Overall Economic Activity
Economic activity expanded at a modest pace overall from April through mid-May, a slight improvement over the previous period. Almost all Districts reported some growth, and a few saw moderate gains in activity. Manufacturing reports were generally positive, but some Districts noted signs of slowing activity and a more uncertain outlook among contacts. Residential construction and real estate both showed overall growth, but both sectors saw wide variation in sentiment across Districts. Reports on consumer spending were generally positive but tempered. Tourism activity was stronger, especially in the Southeast, but vehicle sales were lower, according to reporting Districts. Loan demand was mixed but indicated growth. Agricultural conditions remained weak overall, but a few Districts reported some improvements. The outlook for the coming months was solidly positive but modest, with little variation among reporting Districts.
Employment and Wages
Employment continued to increase nationwide, with most Districts reporting modest or moderate job growth and others reporting slight growth, an assessment similar to the previous reporting period. Solid hiring demand was noted for retail, business services, technical, manufacturing, and construction jobs and by staffing agencies in general. However, stronger employment growth continued to be constrained by tight labor markets, with Districts citing shortages of both high- and low-skill workers. Competition for workers reportedly applied some wage pressures across a wide range of occupations and induced improvements in benefits to attract more workers and to improve retention of existing employees, according to several Districts. However, overall wage pressures remained relatively subdued given low unemployment rates; a majority of Districts reported modest or moderate wage growth.
Overall prices continued to increase at a modest pace in most Districts since the previous report. While several Districts noted faster growth in input prices than in final selling prices, firms generally reported input cost increases in the modest-to-moderate range. Contacts in several Districts reported higher freight prices. Reports from manufacturers on input prices were mixed, with some Districts citing an easing in steel and other metals prices, while contacts in others noted that raw materials prices remained elevated. Construction materials prices, including those for lumber, also eased in several Districts.
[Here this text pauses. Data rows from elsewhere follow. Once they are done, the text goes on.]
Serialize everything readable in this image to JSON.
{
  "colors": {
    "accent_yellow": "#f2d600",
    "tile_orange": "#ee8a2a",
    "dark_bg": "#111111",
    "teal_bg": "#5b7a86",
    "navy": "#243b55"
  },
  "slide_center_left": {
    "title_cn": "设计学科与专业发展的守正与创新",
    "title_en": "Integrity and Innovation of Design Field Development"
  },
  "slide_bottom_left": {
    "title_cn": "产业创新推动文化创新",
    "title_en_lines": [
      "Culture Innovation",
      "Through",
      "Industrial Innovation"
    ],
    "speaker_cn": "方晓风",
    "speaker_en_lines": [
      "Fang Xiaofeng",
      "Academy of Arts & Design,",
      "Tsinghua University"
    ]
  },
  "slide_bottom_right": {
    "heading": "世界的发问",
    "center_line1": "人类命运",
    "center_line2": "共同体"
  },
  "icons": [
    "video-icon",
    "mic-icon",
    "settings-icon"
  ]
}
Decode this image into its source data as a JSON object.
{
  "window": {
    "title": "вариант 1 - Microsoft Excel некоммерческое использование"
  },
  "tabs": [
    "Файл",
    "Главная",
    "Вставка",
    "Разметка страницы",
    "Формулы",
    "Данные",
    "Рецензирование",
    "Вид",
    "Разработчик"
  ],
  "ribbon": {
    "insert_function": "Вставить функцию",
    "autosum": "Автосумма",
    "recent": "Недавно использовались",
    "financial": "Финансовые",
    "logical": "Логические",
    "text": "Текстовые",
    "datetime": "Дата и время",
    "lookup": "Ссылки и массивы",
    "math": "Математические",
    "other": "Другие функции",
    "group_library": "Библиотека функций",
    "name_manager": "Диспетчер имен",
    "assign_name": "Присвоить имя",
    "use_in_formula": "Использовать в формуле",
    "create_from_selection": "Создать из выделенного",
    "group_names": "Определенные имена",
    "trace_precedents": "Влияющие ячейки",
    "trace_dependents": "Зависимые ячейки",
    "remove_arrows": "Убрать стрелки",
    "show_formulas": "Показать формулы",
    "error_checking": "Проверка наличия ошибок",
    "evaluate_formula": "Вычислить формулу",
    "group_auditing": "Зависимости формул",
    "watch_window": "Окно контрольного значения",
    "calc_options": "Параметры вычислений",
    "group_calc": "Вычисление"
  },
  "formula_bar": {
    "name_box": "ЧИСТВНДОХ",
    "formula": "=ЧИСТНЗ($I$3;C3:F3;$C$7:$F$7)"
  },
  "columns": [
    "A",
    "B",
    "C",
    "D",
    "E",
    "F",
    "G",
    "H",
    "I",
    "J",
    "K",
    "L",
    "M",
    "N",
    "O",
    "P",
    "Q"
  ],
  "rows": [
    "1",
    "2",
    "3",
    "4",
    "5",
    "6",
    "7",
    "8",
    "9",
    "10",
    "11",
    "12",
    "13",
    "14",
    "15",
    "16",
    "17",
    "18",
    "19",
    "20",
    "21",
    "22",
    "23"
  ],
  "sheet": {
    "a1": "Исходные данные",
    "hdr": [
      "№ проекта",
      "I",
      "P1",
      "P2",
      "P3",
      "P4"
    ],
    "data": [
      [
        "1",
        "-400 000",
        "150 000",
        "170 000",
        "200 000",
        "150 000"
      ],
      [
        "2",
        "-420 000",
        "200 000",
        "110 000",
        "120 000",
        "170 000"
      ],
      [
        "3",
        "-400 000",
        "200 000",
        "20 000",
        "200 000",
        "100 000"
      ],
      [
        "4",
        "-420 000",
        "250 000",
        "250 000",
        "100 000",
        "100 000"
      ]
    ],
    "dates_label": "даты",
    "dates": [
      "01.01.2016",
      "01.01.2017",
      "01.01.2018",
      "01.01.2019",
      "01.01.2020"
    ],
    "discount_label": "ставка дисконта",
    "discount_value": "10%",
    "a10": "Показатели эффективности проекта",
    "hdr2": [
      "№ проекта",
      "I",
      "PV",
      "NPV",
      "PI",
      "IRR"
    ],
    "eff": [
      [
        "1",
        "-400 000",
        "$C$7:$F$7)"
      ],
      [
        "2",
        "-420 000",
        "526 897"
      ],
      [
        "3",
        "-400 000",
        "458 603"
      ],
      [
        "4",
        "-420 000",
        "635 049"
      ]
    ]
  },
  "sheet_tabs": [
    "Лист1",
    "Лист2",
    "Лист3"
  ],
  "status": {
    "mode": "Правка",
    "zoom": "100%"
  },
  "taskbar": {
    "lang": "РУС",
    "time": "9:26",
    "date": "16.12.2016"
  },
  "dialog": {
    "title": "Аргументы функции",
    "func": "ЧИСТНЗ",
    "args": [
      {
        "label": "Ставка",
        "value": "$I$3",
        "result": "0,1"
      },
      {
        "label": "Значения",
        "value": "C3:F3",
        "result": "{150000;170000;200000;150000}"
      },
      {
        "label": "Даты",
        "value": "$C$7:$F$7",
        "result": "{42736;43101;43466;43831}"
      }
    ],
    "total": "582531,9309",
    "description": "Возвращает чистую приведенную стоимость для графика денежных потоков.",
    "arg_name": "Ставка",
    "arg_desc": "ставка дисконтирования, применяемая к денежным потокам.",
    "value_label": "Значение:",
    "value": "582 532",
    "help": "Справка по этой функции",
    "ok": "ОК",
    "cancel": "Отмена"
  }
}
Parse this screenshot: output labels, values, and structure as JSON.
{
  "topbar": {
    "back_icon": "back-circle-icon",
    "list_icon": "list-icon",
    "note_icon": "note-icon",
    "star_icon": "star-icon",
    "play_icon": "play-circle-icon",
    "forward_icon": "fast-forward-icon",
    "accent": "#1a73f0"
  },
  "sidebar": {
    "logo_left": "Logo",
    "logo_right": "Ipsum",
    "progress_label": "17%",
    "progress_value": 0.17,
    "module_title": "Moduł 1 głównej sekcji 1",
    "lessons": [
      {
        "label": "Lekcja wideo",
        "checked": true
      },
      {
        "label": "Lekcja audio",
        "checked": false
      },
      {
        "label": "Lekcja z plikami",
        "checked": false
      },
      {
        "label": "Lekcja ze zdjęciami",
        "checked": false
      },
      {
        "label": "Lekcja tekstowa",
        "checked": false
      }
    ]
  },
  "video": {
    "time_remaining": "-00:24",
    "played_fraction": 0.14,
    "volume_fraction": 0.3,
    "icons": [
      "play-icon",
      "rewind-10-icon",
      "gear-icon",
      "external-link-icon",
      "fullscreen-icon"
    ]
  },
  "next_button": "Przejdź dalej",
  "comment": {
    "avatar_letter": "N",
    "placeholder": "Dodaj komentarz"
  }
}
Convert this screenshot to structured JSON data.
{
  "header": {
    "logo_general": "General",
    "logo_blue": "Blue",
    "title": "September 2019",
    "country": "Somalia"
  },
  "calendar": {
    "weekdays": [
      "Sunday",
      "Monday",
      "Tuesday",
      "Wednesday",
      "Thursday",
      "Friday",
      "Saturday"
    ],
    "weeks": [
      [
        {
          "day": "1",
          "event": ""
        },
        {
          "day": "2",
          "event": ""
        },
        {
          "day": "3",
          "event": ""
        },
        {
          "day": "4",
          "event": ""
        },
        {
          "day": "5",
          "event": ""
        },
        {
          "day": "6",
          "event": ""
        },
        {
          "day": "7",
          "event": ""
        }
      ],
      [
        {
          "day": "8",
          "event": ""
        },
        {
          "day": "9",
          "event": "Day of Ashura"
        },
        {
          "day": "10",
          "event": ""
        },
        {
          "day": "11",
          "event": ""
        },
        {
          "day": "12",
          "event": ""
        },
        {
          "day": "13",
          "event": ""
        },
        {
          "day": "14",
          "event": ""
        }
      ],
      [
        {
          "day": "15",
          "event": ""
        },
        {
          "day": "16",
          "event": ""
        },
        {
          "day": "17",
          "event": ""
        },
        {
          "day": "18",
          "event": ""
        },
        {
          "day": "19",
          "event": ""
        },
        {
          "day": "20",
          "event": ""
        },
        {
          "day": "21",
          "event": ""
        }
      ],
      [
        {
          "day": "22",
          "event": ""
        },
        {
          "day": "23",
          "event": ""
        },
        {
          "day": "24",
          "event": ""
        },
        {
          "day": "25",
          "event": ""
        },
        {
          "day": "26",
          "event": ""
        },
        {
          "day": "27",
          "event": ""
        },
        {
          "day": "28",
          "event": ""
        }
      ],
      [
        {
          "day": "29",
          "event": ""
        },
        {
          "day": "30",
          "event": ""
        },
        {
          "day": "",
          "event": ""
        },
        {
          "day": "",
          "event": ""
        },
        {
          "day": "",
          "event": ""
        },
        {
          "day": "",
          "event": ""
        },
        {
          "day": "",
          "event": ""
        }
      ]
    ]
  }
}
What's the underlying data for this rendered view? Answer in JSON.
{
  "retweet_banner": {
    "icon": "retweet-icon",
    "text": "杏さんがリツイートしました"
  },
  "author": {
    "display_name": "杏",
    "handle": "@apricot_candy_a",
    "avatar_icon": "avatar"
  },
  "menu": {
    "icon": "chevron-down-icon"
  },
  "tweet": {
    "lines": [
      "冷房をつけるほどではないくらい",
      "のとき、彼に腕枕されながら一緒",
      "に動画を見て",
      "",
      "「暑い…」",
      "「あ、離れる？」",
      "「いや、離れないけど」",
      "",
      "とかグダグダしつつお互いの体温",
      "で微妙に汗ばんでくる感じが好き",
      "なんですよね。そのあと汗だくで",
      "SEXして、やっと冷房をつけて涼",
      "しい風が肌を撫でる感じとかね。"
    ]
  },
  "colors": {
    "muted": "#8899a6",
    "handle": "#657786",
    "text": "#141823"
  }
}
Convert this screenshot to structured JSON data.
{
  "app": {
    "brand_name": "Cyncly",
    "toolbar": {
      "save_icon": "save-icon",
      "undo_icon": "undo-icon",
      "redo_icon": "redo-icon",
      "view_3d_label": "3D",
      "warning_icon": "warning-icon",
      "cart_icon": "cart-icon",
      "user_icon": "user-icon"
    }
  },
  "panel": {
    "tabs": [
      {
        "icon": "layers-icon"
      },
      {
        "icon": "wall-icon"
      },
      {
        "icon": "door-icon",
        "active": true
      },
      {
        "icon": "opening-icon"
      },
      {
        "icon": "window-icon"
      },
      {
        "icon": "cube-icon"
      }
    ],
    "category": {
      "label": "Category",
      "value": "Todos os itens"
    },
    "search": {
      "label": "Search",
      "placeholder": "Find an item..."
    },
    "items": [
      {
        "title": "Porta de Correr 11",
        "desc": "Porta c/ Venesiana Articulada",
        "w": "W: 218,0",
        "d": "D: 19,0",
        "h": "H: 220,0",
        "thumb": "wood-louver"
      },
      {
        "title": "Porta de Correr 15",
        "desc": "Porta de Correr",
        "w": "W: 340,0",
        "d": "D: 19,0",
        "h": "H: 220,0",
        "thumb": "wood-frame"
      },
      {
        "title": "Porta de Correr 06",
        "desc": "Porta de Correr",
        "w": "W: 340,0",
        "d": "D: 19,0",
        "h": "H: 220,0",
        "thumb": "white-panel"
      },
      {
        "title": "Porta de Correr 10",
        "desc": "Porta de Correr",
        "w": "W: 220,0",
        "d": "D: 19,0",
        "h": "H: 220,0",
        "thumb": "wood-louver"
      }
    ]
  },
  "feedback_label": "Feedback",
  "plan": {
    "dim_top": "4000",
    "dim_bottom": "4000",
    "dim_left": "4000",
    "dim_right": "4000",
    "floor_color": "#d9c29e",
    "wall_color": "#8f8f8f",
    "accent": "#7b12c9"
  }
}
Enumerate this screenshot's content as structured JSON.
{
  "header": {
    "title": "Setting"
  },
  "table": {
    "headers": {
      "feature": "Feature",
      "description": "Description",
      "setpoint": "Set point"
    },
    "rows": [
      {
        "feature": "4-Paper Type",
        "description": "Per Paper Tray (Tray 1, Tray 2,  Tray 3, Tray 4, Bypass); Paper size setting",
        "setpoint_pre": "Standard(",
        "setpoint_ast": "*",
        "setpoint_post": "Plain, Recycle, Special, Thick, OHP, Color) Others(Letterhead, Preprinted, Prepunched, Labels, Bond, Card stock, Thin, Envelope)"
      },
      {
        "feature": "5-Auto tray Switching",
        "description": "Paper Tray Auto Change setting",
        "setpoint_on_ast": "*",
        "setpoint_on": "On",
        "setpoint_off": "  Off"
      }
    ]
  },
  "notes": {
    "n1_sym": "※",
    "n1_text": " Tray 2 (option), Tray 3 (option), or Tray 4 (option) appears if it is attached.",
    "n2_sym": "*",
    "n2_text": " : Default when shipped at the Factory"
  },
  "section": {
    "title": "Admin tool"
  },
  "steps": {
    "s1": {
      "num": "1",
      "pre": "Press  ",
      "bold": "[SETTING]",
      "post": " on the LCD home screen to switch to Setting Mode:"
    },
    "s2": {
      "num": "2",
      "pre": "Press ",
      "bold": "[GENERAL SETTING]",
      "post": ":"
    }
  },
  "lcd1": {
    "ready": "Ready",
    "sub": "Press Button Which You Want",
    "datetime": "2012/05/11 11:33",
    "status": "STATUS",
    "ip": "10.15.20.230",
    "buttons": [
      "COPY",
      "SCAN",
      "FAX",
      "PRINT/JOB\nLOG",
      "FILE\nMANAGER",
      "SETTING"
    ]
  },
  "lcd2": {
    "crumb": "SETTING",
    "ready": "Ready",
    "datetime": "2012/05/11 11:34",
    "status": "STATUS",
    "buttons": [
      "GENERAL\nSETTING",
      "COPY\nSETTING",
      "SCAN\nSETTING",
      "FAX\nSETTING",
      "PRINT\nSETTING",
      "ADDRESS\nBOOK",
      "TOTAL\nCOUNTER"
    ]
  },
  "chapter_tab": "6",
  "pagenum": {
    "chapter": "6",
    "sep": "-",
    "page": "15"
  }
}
Retailers generally reported flat to slightly increased selling prices. Despite increases for certain agricultural commodities, prices remained low relative to historical levels.